> _SUPPLIED RECORDS_:
______________________________

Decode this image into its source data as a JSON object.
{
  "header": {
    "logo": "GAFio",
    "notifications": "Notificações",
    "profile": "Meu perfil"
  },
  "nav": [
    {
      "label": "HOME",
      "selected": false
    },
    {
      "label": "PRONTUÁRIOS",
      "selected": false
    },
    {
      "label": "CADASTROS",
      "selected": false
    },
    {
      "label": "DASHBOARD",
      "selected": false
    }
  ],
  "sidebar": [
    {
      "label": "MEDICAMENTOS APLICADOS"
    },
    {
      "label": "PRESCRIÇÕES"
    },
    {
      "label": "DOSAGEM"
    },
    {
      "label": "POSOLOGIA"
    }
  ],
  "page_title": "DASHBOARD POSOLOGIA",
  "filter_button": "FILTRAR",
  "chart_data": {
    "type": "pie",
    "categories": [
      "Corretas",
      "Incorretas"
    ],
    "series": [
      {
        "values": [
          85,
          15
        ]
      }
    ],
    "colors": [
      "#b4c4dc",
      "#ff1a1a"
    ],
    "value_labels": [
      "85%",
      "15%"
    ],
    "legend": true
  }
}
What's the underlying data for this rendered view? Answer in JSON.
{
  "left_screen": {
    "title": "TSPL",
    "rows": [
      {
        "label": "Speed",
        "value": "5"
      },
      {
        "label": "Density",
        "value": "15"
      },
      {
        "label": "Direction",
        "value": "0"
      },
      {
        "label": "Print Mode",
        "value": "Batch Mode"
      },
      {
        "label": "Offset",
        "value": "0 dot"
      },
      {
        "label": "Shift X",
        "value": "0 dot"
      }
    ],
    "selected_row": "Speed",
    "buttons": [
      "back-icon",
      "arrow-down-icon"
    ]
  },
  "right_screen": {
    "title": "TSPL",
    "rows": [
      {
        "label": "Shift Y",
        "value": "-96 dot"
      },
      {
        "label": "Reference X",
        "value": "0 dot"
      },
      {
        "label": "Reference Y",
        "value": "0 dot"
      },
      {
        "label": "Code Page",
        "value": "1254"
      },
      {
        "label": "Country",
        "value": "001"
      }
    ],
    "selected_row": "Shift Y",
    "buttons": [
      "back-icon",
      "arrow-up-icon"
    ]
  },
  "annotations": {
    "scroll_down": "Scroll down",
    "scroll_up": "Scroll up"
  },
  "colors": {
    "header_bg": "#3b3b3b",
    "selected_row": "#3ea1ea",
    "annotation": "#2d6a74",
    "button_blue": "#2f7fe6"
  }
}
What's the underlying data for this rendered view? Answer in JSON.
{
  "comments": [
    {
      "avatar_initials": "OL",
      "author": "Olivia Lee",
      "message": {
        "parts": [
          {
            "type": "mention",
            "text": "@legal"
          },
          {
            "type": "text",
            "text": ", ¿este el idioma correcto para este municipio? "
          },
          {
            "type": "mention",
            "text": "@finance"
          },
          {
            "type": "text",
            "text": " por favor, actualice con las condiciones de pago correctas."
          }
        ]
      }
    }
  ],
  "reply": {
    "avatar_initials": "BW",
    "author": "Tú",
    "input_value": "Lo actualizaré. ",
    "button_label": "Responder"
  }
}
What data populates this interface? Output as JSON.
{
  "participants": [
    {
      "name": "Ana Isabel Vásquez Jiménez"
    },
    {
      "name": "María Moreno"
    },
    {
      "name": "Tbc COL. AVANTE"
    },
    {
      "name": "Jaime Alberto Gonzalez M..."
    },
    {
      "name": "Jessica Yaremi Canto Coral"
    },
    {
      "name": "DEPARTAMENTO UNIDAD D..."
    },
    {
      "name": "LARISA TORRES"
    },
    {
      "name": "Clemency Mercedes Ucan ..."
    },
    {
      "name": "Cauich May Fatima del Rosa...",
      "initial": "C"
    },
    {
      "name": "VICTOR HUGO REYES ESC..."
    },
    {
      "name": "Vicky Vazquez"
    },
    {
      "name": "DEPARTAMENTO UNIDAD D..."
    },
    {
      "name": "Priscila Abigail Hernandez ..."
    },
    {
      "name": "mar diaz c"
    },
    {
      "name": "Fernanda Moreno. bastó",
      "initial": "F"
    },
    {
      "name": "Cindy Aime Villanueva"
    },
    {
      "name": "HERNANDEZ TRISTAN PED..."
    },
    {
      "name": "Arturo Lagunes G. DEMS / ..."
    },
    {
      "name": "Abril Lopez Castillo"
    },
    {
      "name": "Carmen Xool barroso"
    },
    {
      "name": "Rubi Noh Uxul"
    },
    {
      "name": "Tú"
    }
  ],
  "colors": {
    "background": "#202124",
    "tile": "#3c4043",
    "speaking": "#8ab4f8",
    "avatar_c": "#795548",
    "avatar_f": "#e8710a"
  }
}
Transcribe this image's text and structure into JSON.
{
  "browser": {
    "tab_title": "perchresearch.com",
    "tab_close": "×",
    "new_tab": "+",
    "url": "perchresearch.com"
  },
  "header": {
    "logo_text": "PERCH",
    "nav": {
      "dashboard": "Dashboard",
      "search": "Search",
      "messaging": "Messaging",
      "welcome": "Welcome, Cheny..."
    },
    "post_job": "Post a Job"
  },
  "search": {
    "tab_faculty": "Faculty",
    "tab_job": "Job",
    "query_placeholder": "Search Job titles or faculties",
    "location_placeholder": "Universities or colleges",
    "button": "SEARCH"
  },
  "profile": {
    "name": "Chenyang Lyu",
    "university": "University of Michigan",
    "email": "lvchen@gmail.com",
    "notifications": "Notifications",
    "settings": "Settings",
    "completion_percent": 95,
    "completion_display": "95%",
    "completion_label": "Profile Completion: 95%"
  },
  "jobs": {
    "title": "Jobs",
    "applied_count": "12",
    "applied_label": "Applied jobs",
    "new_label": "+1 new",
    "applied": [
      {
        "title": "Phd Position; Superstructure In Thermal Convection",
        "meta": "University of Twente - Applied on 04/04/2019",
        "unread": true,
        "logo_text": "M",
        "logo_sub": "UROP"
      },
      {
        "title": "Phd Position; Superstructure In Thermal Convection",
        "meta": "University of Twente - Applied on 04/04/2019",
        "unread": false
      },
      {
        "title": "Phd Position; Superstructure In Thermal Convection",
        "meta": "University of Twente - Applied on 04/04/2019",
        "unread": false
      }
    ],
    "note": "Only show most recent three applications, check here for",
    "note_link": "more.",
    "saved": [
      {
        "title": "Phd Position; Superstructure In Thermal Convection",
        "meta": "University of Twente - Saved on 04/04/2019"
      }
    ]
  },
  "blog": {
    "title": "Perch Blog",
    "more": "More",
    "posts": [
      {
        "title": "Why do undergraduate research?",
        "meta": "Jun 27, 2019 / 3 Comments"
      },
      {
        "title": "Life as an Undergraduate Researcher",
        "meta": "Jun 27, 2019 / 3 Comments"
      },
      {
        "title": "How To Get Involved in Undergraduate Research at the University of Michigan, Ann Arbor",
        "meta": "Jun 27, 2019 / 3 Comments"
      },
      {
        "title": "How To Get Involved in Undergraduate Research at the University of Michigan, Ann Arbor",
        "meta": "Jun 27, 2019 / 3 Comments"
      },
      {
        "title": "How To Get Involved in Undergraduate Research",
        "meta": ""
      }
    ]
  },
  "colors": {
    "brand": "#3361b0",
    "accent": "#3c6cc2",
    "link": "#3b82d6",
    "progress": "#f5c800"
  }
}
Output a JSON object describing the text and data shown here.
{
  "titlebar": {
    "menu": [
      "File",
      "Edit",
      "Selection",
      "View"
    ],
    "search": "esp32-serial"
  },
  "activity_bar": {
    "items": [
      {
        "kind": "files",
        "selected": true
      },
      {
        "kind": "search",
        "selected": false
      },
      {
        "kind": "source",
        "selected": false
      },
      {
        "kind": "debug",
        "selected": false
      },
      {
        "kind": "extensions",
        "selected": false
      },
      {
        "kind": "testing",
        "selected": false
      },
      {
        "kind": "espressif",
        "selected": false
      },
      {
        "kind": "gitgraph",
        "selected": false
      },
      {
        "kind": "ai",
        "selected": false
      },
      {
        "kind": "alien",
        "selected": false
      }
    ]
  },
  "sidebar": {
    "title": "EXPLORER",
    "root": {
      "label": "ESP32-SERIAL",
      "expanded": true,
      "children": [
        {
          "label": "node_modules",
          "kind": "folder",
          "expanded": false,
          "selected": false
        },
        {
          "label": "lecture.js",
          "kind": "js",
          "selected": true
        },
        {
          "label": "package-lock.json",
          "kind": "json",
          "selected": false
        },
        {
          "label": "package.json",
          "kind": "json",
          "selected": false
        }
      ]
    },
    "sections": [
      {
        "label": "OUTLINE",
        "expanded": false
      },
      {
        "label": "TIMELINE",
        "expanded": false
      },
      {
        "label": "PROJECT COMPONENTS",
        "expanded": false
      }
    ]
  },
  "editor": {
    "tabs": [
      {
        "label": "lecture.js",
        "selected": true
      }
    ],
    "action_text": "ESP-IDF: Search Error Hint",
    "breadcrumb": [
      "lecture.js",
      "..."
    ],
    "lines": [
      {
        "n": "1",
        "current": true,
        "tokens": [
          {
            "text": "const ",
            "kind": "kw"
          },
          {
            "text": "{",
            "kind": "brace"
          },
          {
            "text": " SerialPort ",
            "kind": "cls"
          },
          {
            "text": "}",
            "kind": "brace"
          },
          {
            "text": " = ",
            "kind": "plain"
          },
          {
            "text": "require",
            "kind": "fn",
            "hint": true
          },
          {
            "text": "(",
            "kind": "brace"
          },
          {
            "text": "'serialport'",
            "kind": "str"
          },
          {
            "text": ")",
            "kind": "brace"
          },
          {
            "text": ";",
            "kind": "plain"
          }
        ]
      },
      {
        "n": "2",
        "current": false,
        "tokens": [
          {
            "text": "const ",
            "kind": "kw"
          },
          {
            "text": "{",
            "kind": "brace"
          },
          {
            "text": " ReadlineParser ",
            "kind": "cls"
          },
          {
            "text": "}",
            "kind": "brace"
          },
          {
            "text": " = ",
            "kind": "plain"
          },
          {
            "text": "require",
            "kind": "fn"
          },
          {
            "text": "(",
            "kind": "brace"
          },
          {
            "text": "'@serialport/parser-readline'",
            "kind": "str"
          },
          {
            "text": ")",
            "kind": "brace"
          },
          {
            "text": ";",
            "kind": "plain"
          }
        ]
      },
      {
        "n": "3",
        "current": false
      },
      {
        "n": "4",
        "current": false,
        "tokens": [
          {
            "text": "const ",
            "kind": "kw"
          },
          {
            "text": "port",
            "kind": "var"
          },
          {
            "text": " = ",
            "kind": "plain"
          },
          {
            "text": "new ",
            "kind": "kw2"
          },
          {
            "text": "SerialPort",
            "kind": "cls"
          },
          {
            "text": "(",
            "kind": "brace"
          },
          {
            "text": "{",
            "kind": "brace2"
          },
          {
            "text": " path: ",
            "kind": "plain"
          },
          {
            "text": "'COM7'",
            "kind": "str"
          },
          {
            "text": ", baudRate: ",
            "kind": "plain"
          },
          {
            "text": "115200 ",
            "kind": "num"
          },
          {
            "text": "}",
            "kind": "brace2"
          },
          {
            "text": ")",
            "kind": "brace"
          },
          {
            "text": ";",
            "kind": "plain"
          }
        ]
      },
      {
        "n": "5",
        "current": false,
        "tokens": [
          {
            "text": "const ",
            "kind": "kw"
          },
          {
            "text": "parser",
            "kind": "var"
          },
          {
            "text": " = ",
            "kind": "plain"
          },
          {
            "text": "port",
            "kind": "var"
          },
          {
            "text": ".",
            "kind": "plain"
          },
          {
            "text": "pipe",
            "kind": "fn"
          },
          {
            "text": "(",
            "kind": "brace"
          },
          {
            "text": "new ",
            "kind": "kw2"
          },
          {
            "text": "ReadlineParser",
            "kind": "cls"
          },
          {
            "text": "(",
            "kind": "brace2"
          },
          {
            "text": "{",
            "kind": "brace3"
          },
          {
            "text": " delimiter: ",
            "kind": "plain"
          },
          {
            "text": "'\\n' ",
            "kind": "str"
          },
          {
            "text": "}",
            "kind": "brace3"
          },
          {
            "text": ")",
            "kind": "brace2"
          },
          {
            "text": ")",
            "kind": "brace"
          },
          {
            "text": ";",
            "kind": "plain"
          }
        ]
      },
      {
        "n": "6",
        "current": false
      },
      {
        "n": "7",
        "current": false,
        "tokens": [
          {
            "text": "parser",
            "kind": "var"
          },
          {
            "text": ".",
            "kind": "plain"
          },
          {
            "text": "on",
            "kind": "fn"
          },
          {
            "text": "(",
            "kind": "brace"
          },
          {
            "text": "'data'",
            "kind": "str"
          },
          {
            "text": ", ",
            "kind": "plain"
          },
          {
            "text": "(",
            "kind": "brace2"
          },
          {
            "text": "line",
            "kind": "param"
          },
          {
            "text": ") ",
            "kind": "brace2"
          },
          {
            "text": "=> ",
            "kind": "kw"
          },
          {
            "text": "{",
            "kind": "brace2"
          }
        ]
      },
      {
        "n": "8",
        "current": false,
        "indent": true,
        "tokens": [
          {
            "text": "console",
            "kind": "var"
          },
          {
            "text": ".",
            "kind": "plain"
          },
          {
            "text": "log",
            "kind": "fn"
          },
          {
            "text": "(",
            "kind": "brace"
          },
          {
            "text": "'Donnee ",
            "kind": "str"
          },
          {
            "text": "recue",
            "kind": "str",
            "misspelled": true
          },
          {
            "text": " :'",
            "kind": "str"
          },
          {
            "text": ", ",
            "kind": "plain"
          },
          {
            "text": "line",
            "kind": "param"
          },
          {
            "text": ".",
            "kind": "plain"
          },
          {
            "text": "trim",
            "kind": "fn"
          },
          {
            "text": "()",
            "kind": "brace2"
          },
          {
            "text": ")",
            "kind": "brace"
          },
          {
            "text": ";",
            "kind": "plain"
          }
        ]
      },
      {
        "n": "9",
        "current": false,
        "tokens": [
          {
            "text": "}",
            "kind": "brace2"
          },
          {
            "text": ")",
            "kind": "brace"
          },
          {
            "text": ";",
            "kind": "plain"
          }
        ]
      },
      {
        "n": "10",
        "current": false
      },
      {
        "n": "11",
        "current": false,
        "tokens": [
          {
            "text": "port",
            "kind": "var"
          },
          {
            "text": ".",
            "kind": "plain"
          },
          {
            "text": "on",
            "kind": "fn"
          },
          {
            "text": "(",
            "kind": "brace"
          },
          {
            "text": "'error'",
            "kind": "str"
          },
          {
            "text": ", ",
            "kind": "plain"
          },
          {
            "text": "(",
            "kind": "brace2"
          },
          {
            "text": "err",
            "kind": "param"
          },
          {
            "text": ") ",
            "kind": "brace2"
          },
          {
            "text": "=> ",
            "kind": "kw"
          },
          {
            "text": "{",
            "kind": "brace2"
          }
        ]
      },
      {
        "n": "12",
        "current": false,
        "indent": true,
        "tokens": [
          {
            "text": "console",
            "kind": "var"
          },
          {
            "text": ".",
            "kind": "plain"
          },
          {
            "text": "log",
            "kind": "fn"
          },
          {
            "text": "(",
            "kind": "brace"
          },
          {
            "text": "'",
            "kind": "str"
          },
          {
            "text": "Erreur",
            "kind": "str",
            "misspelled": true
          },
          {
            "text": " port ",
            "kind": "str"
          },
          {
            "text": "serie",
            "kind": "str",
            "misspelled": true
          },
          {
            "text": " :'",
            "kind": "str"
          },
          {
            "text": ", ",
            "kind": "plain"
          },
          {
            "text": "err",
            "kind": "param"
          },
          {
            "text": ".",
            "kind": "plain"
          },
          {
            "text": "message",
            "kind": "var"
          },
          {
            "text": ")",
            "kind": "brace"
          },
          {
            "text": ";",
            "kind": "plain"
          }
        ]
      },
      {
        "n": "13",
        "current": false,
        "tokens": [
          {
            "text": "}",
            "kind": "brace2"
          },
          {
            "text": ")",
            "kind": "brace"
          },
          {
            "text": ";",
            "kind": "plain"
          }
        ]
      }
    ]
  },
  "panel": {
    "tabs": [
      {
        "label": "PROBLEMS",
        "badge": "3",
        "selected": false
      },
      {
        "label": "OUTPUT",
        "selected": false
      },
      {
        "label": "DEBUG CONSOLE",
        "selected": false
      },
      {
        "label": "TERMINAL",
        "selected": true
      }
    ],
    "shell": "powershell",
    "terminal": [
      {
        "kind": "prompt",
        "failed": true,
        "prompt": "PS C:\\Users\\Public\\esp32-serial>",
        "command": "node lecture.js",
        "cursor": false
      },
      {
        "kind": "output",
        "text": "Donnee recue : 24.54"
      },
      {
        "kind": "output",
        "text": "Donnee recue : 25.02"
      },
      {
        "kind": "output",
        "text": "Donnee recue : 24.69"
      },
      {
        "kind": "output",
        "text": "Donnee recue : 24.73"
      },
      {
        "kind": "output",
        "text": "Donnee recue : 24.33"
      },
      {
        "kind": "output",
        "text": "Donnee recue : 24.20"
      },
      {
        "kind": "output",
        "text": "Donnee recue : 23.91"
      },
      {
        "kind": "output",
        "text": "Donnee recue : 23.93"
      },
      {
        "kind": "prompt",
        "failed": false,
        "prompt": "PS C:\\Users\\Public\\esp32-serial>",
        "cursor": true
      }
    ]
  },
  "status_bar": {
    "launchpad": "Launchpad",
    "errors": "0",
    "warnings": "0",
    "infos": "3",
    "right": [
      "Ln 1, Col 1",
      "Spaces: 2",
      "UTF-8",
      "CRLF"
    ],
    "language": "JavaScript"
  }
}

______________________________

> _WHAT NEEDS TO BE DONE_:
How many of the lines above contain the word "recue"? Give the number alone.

> _SOLVED PROBLEM_:
9